In announcing the new Alert Guard TV line, Thomson said it would carry six direct-view television sets in the 20-, 27- and 32-inch screen sizes, all of which will be equipped with special tuners and antennas to receive the service. Viewers will be able to monitor localized and national emergencies even when watching other video sources. The service, which receives text and audio information through NOAA’s All-Hazards Warning System radio network, will deliver breaking news on threatening natural disasters, nuclear power plant alerts, chemical spills and terrorist attacks. Four different colored LED indicator lights on the front of the set track four levels of danger alerts being transmitted. The alerts can be presented by the TV in text, voice and warning alarms.
The Alert Guard system can be set to sound a warning chime when danger is imminent, even when the user is sleeping.

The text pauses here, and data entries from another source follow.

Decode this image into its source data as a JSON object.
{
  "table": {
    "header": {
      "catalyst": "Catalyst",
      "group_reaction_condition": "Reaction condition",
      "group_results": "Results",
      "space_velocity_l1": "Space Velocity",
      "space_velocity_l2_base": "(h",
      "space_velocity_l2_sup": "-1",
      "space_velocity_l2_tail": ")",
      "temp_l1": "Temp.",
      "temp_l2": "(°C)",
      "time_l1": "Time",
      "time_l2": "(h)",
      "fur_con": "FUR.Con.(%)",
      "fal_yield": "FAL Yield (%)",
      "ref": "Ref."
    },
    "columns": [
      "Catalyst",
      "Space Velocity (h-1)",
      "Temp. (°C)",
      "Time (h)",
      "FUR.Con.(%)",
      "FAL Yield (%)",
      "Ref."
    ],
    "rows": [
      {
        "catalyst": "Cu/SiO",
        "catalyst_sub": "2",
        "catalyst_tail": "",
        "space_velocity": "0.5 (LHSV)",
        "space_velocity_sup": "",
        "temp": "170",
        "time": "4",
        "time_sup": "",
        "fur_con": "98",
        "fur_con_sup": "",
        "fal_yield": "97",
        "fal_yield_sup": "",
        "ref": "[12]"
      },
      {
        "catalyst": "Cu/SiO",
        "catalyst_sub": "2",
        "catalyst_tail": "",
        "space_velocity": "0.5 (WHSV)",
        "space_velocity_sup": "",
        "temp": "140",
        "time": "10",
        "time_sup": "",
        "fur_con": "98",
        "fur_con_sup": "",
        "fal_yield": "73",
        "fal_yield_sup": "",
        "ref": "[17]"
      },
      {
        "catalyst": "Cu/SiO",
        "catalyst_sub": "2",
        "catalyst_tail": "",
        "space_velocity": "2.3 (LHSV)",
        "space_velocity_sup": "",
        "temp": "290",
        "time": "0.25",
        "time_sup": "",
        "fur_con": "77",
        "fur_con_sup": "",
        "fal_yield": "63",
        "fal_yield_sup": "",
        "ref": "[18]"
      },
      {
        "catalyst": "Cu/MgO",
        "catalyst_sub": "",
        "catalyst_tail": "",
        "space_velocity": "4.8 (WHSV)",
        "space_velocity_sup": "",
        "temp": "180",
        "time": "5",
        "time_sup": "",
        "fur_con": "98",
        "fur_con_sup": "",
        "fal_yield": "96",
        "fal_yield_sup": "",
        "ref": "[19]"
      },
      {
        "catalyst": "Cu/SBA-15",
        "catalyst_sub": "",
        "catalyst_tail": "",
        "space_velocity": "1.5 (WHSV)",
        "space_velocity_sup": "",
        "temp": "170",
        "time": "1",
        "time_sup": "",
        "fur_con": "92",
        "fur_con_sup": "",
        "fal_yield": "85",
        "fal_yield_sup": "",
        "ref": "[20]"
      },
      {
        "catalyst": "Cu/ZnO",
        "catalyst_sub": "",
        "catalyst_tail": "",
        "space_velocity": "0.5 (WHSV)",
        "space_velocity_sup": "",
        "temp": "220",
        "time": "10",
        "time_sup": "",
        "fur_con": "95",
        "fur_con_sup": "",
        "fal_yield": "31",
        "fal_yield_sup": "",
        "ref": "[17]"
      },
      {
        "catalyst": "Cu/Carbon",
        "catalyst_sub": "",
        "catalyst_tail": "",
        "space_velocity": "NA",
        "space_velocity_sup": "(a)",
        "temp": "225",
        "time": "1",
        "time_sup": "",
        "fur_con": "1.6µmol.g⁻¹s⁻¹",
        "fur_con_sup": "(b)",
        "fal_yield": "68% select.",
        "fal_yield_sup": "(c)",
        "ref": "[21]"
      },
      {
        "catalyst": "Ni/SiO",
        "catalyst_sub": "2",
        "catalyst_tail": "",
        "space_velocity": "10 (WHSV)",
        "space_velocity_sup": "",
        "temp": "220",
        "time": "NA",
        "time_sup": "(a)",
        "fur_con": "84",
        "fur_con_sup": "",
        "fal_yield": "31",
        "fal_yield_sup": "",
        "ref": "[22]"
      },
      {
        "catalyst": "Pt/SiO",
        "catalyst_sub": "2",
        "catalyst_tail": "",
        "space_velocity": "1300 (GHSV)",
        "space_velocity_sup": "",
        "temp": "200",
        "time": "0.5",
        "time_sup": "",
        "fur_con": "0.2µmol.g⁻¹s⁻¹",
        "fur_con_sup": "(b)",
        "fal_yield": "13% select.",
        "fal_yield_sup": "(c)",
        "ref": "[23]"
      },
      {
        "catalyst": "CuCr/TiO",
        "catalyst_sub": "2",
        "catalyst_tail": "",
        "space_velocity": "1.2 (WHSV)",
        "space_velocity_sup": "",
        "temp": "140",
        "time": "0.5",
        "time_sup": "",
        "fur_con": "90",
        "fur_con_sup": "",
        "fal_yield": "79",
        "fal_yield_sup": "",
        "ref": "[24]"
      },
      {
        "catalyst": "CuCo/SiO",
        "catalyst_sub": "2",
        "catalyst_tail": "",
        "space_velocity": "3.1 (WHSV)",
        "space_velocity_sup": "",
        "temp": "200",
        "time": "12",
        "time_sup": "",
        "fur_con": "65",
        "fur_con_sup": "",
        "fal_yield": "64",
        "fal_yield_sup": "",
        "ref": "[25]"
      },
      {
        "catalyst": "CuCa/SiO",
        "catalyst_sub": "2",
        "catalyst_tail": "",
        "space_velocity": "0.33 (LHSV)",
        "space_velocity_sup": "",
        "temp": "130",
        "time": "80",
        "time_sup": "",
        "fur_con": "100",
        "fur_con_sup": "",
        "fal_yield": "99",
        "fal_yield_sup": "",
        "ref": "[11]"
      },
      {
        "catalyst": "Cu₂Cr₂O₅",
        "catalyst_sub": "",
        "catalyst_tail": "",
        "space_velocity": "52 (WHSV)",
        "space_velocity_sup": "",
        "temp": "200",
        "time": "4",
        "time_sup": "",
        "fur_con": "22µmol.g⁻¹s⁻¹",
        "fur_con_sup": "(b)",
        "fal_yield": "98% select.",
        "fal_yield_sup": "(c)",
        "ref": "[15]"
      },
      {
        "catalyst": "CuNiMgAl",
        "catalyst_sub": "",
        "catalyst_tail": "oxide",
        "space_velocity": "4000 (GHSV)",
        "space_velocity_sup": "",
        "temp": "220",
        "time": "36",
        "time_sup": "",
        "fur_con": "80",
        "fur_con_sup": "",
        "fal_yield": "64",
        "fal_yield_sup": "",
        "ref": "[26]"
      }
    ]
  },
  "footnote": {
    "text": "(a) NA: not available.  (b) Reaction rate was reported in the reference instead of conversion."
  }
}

In audio, the company reviewed plans for expanded audio products, including more hard-drive-equipped portable music players, and what could be the industry’s first home-theater-in-a-box system equipped with hard-drive music jukebox.
One of a trio of new hard-drive portables is Thomson’s first to store and display video recorded from a TV or video camera.
The hard-drive HTiB is the RTD750 RCA Home Theater Music Jukebox, due in the spring at a suggested $699. It features DVD-receiver, 20GB hard drive, Internet radio reception, and Dolby Digital and Dolby Pro Logic II decoding.
For Internet radio and CDDB connectivity, the system can be connected to broadband or dial-up modems. The system’s Internet radio services are Radio Free Virgin and, through broadband connection only, Sirius Satellite Radio’s commercial-free Internet-streamed music channels. An on-screen display shows FM station call letters and CD cover art, artist name, album title and track titles.
In replacing the current RD2820 hard-drive music portable, Thomson announced the new RD2821 20GB RCA Lyra personal jukebox at a suggested $249, down from the current 20GB model’s $299. The new model is smaller, adds USB 2.0 connection, and adds mp3PRO playback to the predecessor’s MP3 and Windows Media Audio playback. It ships in June.
A second new hard-drive portable is the 1.5GB RCA Lyra Micro, which ships in the summer at a suggested $199. It uses a 1-inch hard drive and plays MP3, mp3PRO, and WMA files.
The hard-drive A/V portable, targeted to youth and frequent travelers, is the $399-suggested 20GB RD2780 with 3.5-inch TFT LCD screen. It’s due in the summer. Also called the Lyra Audio/Video Jukebox, the 5.2-by-3.14-by-0.98-inch RD2780 plays mp3, mp3PRO and WMA files. It stores up to 80 hours of TV shows or home videos or up to 100,000 JPEGs. It also accepts Compact Flash memory cards. It connects to a PC via USB 2.0.
In solid-state music portables, the company plans June shipments of two new models: the 128MB RD1071 at a suggested $99 and the 64MB RD1021 at $79.
In another Lyra-series launch, Thomson unveiled a device that wirelessly connects a PC to a home stereo system to play back music stored on the PC’s hard drive or streamed through the PC’s modem. The $99-suggested Lyra Wireless, already shipping, comes with RF remote to adjust volume, skip songs, and choose among sources (hard drive, CD, and Internet radio).